[Element data from apps and pages]
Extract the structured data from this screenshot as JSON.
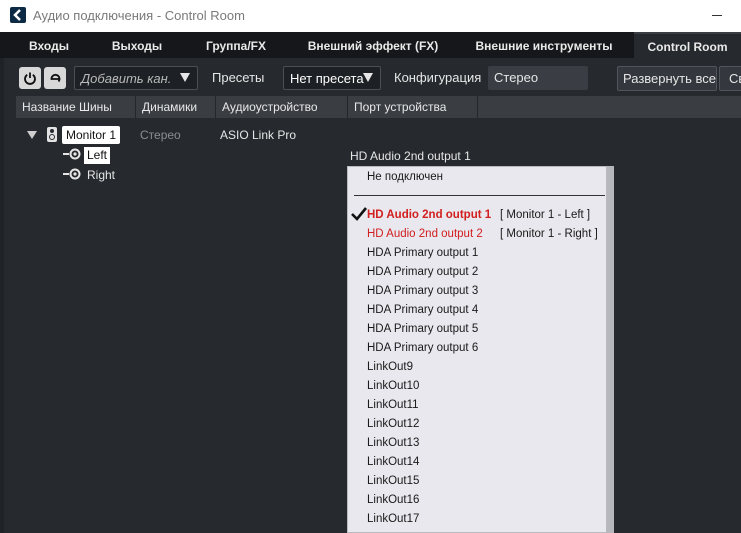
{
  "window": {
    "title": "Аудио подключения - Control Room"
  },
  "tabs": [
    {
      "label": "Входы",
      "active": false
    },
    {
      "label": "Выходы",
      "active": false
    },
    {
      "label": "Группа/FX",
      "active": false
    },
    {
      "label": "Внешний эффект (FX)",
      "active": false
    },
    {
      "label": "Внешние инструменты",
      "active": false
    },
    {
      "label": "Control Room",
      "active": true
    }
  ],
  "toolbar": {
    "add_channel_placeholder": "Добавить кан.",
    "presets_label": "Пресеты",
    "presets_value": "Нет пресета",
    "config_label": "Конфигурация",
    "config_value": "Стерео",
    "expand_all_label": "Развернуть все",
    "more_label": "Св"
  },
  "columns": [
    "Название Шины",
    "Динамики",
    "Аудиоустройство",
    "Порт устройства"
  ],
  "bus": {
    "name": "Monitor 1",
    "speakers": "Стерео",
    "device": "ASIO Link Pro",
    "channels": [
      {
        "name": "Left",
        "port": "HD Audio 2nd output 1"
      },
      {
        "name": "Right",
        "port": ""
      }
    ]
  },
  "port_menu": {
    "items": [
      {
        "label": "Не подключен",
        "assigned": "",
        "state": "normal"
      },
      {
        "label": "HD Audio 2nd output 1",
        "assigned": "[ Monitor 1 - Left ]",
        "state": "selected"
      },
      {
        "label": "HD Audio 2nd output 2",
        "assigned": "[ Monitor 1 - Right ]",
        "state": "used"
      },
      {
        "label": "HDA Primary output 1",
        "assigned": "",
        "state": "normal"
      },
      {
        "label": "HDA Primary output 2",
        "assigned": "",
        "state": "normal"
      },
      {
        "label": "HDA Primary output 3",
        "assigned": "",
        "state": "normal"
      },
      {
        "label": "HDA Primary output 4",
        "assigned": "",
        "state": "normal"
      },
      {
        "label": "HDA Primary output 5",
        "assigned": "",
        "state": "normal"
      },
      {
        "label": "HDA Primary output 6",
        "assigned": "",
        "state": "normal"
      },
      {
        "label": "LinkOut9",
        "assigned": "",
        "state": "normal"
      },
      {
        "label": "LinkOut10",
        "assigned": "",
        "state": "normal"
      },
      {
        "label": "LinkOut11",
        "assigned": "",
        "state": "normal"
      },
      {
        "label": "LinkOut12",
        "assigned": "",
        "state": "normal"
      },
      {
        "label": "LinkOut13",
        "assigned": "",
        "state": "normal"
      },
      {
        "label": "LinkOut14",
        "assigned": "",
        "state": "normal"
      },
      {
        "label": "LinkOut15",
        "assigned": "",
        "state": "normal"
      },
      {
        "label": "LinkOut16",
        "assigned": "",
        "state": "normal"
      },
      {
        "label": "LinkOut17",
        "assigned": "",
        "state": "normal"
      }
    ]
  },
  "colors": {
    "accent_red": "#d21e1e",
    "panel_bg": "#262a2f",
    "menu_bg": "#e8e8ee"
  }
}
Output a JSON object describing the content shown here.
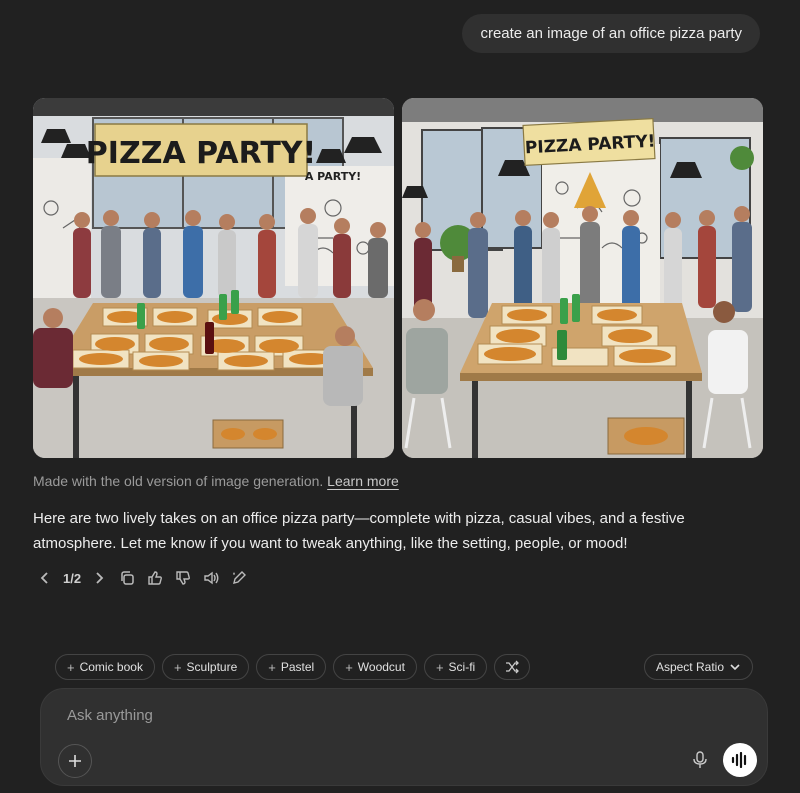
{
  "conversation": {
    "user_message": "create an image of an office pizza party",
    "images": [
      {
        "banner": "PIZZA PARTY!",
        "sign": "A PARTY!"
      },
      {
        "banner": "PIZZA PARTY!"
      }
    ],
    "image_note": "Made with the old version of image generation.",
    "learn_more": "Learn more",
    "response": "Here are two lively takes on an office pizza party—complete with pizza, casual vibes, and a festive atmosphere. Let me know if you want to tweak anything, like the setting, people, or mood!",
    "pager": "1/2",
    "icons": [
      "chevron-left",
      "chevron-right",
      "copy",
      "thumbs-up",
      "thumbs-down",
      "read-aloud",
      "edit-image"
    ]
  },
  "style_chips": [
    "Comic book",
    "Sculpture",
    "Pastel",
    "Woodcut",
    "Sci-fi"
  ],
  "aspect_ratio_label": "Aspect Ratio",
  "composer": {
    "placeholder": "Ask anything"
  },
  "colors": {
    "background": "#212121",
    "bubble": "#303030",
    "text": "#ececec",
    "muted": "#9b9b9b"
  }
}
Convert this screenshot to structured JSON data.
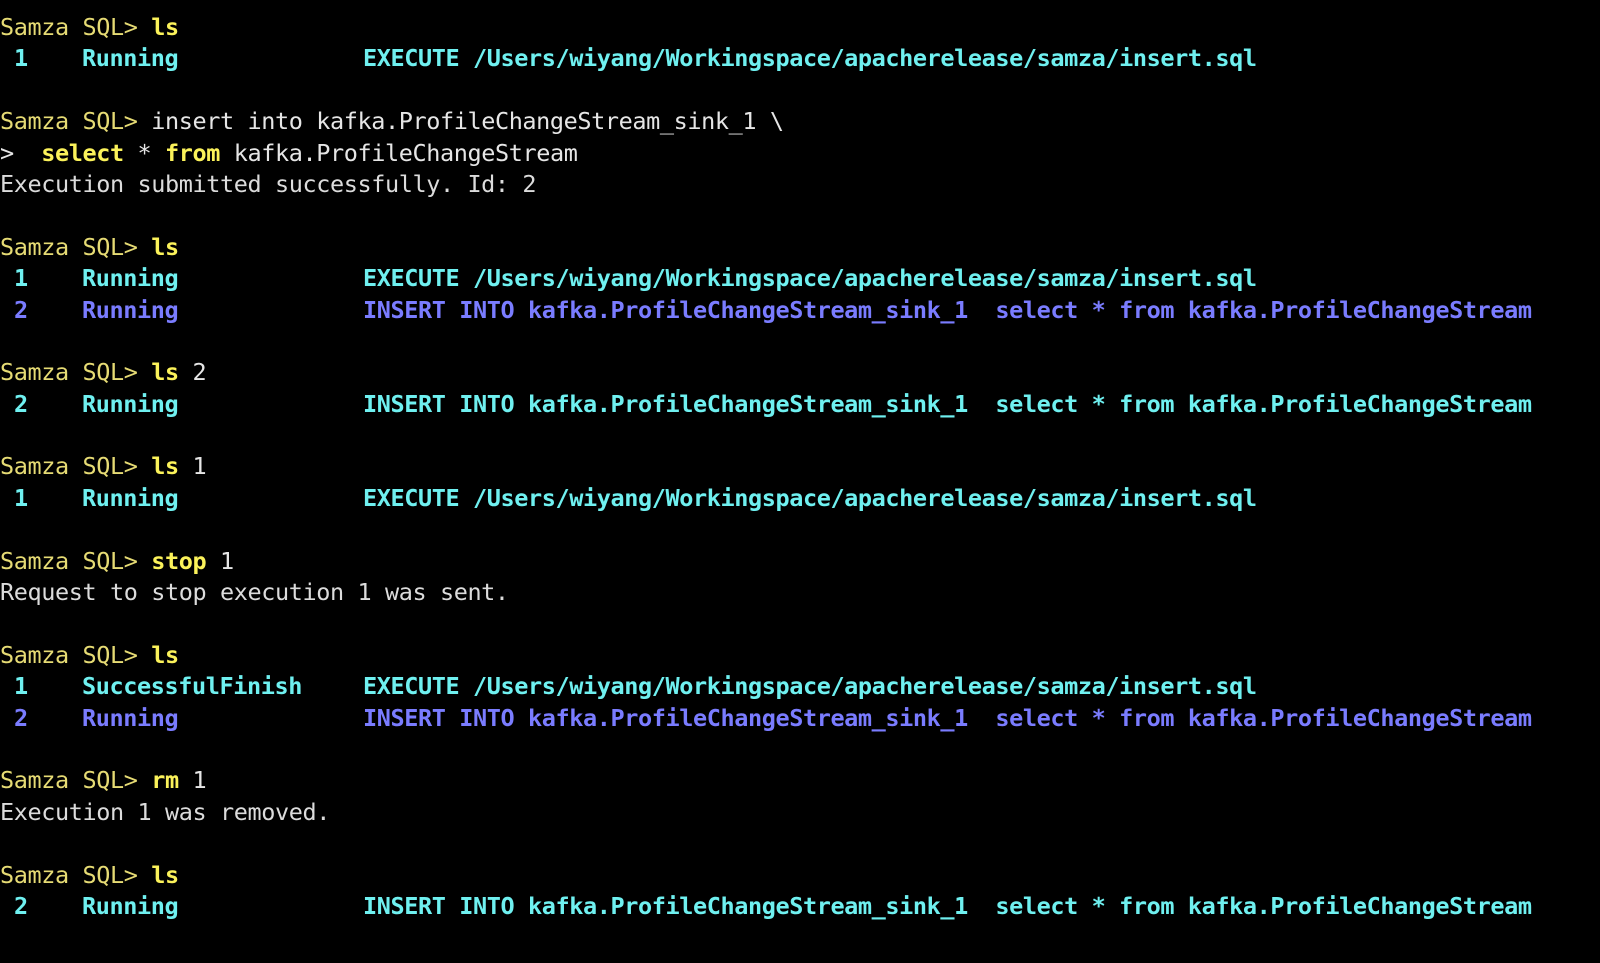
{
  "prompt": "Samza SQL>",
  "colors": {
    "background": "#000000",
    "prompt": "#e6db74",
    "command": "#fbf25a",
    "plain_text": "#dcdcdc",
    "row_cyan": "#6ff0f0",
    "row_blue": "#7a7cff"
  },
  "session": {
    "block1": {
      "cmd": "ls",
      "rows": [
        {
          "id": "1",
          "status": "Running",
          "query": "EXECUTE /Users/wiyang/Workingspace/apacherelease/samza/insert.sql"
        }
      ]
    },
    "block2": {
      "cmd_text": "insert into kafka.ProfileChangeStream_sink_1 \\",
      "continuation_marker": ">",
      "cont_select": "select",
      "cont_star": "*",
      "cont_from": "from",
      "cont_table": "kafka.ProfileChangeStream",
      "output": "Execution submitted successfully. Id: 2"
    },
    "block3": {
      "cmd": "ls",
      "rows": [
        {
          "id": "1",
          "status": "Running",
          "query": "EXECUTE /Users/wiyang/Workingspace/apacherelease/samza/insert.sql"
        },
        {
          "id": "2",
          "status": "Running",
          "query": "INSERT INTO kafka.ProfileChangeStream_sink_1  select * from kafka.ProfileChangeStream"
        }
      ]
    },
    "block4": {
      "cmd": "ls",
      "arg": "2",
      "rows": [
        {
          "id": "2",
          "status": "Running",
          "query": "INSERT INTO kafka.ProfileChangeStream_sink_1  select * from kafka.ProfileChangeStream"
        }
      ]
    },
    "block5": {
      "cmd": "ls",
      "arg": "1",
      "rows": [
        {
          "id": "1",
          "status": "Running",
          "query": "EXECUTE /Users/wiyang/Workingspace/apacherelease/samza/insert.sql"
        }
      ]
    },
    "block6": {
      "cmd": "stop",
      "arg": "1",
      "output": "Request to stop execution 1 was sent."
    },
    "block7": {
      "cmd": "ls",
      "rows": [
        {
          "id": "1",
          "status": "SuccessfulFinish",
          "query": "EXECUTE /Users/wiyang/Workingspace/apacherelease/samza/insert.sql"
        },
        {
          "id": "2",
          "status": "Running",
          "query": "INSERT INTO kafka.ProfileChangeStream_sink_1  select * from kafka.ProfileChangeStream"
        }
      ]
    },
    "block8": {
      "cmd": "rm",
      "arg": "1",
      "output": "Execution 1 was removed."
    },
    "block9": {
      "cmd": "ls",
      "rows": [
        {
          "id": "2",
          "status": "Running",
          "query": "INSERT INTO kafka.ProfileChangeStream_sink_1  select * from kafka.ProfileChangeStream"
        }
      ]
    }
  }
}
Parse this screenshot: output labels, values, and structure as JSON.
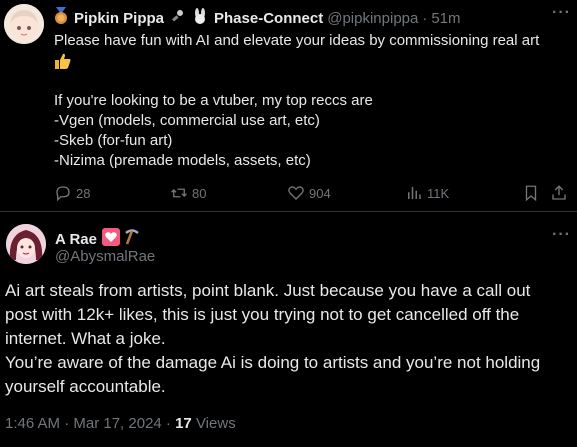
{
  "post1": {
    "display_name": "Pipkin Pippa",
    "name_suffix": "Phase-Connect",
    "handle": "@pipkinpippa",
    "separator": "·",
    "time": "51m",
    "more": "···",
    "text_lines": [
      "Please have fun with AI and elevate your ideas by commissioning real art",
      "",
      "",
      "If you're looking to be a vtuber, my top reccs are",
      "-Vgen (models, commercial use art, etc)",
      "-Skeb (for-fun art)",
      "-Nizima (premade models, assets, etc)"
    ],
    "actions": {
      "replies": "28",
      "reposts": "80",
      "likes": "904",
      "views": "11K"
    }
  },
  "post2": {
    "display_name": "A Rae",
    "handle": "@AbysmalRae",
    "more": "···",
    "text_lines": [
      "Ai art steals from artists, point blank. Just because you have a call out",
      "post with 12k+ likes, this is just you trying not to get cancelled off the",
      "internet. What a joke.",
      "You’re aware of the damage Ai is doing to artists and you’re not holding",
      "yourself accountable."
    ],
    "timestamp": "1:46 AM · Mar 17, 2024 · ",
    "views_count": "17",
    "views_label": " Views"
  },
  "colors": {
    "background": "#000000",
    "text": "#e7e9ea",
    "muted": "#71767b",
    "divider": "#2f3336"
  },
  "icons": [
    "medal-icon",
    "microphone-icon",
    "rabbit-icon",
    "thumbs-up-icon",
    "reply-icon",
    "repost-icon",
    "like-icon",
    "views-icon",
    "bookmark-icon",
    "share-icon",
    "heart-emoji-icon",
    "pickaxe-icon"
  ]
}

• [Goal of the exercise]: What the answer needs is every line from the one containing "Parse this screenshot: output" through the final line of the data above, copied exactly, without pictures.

• [Written answer]:
Parse this screenshot: output labels, values, and structure as JSON.
{
  "post1": {
    "display_name": "Pipkin Pippa",
    "name_suffix": "Phase-Connect",
    "handle": "@pipkinpippa",
    "separator": "·",
    "time": "51m",
    "more": "···",
    "text_lines": [
      "Please have fun with AI and elevate your ideas by commissioning real art",
      "",
      "",
      "If you're looking to be a vtuber, my top reccs are",
      "-Vgen (models, commercial use art, etc)",
      "-Skeb (for-fun art)",
      "-Nizima (premade models, assets, etc)"
    ],
    "actions": {
      "replies": "28",
      "reposts": "80",
      "likes": "904",
      "views": "11K"
    }
  },
  "post2": {
    "display_name": "A Rae",
    "handle": "@AbysmalRae",
    "more": "···",
    "text_lines": [
      "Ai art steals from artists, point blank. Just because you have a call out",
      "post with 12k+ likes, this is just you trying not to get cancelled off the",
      "internet. What a joke.",
      "You’re aware of the damage Ai is doing to artists and you’re not holding",
      "yourself accountable."
    ],
    "timestamp": "1:46 AM · Mar 17, 2024 · ",
    "views_count": "17",
    "views_label": " Views"
  },
  "colors": {
    "background": "#000000",
    "text": "#e7e9ea",
    "muted": "#71767b",
    "divider": "#2f3336"
  },
  "icons": [
    "medal-icon",
    "microphone-icon",
    "rabbit-icon",
    "thumbs-up-icon",
    "reply-icon",
    "repost-icon",
    "like-icon",
    "views-icon",
    "bookmark-icon",
    "share-icon",
    "heart-emoji-icon",
    "pickaxe-icon"
  ]
}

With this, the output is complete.